• WHAT NEEDS TO BE DONE
Please retype the data below in full.

(Data records for software interfaces)
--------
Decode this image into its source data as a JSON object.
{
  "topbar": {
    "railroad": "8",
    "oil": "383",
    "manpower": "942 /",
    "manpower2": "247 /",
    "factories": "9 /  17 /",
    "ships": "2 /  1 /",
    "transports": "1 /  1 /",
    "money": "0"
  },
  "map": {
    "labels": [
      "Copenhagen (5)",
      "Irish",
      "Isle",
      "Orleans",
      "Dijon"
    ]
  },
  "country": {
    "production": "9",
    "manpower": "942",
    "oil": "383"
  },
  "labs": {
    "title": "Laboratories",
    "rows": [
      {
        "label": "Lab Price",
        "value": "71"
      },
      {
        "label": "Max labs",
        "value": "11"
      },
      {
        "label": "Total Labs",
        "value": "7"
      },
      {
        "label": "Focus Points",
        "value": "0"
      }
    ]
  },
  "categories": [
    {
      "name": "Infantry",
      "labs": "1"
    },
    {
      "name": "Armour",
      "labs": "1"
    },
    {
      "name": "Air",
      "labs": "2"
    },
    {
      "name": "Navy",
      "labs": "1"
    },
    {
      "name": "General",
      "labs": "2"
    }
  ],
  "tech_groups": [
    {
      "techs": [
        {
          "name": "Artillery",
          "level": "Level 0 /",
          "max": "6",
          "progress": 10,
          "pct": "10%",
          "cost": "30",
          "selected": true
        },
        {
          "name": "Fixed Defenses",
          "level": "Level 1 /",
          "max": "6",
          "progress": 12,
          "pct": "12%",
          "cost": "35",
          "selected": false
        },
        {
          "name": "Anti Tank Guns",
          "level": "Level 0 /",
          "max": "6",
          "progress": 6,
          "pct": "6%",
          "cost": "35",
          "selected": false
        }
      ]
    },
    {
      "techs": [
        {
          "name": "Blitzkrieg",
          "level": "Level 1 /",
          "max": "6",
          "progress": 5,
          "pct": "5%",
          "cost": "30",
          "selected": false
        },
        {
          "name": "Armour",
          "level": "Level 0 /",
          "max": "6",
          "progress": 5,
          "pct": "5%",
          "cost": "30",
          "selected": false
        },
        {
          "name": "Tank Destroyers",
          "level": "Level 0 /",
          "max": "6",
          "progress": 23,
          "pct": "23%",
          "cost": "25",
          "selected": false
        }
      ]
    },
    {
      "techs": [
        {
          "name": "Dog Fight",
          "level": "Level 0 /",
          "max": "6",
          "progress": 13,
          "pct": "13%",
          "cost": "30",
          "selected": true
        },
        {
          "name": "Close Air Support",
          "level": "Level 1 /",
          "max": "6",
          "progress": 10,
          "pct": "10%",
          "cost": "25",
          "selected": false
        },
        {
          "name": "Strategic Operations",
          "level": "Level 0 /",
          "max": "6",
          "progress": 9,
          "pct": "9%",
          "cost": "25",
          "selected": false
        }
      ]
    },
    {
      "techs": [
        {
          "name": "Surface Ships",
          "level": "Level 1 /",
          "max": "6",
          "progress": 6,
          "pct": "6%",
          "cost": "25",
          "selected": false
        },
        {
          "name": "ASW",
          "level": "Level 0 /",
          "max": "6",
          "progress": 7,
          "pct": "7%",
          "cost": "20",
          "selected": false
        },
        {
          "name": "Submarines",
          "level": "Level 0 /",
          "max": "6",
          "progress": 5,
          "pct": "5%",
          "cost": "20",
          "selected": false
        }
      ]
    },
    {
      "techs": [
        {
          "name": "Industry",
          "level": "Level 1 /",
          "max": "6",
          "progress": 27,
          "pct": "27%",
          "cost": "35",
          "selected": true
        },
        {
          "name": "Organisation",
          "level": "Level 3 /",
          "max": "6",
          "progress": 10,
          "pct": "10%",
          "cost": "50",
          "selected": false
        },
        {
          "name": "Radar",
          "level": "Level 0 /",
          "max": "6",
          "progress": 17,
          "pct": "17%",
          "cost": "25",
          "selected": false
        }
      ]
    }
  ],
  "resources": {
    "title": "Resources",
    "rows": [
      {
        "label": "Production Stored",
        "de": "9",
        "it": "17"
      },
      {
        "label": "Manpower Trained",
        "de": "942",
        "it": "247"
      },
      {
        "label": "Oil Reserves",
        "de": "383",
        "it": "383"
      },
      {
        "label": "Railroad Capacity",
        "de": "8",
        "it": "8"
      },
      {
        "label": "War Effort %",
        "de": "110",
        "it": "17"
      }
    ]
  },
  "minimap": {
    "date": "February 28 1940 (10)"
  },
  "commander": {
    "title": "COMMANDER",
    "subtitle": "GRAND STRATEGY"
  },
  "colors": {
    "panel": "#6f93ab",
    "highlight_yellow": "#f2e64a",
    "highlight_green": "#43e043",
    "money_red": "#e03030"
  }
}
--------
• ANSWER BOX
Decode this image into its source data as a JSON object.
{
  "topbar": {
    "railroad": "8",
    "oil": "383",
    "manpower": "942 /",
    "manpower2": "247 /",
    "factories": "9 /  17 /",
    "ships": "2 /  1 /",
    "transports": "1 /  1 /",
    "money": "0"
  },
  "map": {
    "labels": [
      "Copenhagen (5)",
      "Irish",
      "Isle",
      "Orleans",
      "Dijon"
    ]
  },
  "country": {
    "production": "9",
    "manpower": "942",
    "oil": "383"
  },
  "labs": {
    "title": "Laboratories",
    "rows": [
      {
        "label": "Lab Price",
        "value": "71"
      },
      {
        "label": "Max labs",
        "value": "11"
      },
      {
        "label": "Total Labs",
        "value": "7"
      },
      {
        "label": "Focus Points",
        "value": "0"
      }
    ]
  },
  "categories": [
    {
      "name": "Infantry",
      "labs": "1"
    },
    {
      "name": "Armour",
      "labs": "1"
    },
    {
      "name": "Air",
      "labs": "2"
    },
    {
      "name": "Navy",
      "labs": "1"
    },
    {
      "name": "General",
      "labs": "2"
    }
  ],
  "tech_groups": [
    {
      "techs": [
        {
          "name": "Artillery",
          "level": "Level 0 /",
          "max": "6",
          "progress": 10,
          "pct": "10%",
          "cost": "30",
          "selected": true
        },
        {
          "name": "Fixed Defenses",
          "level": "Level 1 /",
          "max": "6",
          "progress": 12,
          "pct": "12%",
          "cost": "35",
          "selected": false
        },
        {
          "name": "Anti Tank Guns",
          "level": "Level 0 /",
          "max": "6",
          "progress": 6,
          "pct": "6%",
          "cost": "35",
          "selected": false
        }
      ]
    },
    {
      "techs": [
        {
          "name": "Blitzkrieg",
          "level": "Level 1 /",
          "max": "6",
          "progress": 5,
          "pct": "5%",
          "cost": "30",
          "selected": false
        },
        {
          "name": "Armour",
          "level": "Level 0 /",
          "max": "6",
          "progress": 5,
          "pct": "5%",
          "cost": "30",
          "selected": false
        },
        {
          "name": "Tank Destroyers",
          "level": "Level 0 /",
          "max": "6",
          "progress": 23,
          "pct": "23%",
          "cost": "25",
          "selected": false
        }
      ]
    },
    {
      "techs": [
        {
          "name": "Dog Fight",
          "level": "Level 0 /",
          "max": "6",
          "progress": 13,
          "pct": "13%",
          "cost": "30",
          "selected": true
        },
        {
          "name": "Close Air Support",
          "level": "Level 1 /",
          "max": "6",
          "progress": 10,
          "pct": "10%",
          "cost": "25",
          "selected": false
        },
        {
          "name": "Strategic Operations",
          "level": "Level 0 /",
          "max": "6",
          "progress": 9,
          "pct": "9%",
          "cost": "25",
          "selected": false
        }
      ]
    },
    {
      "techs": [
        {
          "name": "Surface Ships",
          "level": "Level 1 /",
          "max": "6",
          "progress": 6,
          "pct": "6%",
          "cost": "25",
          "selected": false
        },
        {
          "name": "ASW",
          "level": "Level 0 /",
          "max": "6",
          "progress": 7,
          "pct": "7%",
          "cost": "20",
          "selected": false
        },
        {
          "name": "Submarines",
          "level": "Level 0 /",
          "max": "6",
          "progress": 5,
          "pct": "5%",
          "cost": "20",
          "selected": false
        }
      ]
    },
    {
      "techs": [
        {
          "name": "Industry",
          "level": "Level 1 /",
          "max": "6",
          "progress": 27,
          "pct": "27%",
          "cost": "35",
          "selected": true
        },
        {
          "name": "Organisation",
          "level": "Level 3 /",
          "max": "6",
          "progress": 10,
          "pct": "10%",
          "cost": "50",
          "selected": false
        },
        {
          "name": "Radar",
          "level": "Level 0 /",
          "max": "6",
          "progress": 17,
          "pct": "17%",
          "cost": "25",
          "selected": false
        }
      ]
    }
  ],
  "resources": {
    "title": "Resources",
    "rows": [
      {
        "label": "Production Stored",
        "de": "9",
        "it": "17"
      },
      {
        "label": "Manpower Trained",
        "de": "942",
        "it": "247"
      },
      {
        "label": "Oil Reserves",
        "de": "383",
        "it": "383"
      },
      {
        "label": "Railroad Capacity",
        "de": "8",
        "it": "8"
      },
      {
        "label": "War Effort %",
        "de": "110",
        "it": "17"
      }
    ]
  },
  "minimap": {
    "date": "February 28 1940 (10)"
  },
  "commander": {
    "title": "COMMANDER",
    "subtitle": "GRAND STRATEGY"
  },
  "colors": {
    "panel": "#6f93ab",
    "highlight_yellow": "#f2e64a",
    "highlight_green": "#43e043",
    "money_red": "#e03030"
  }
}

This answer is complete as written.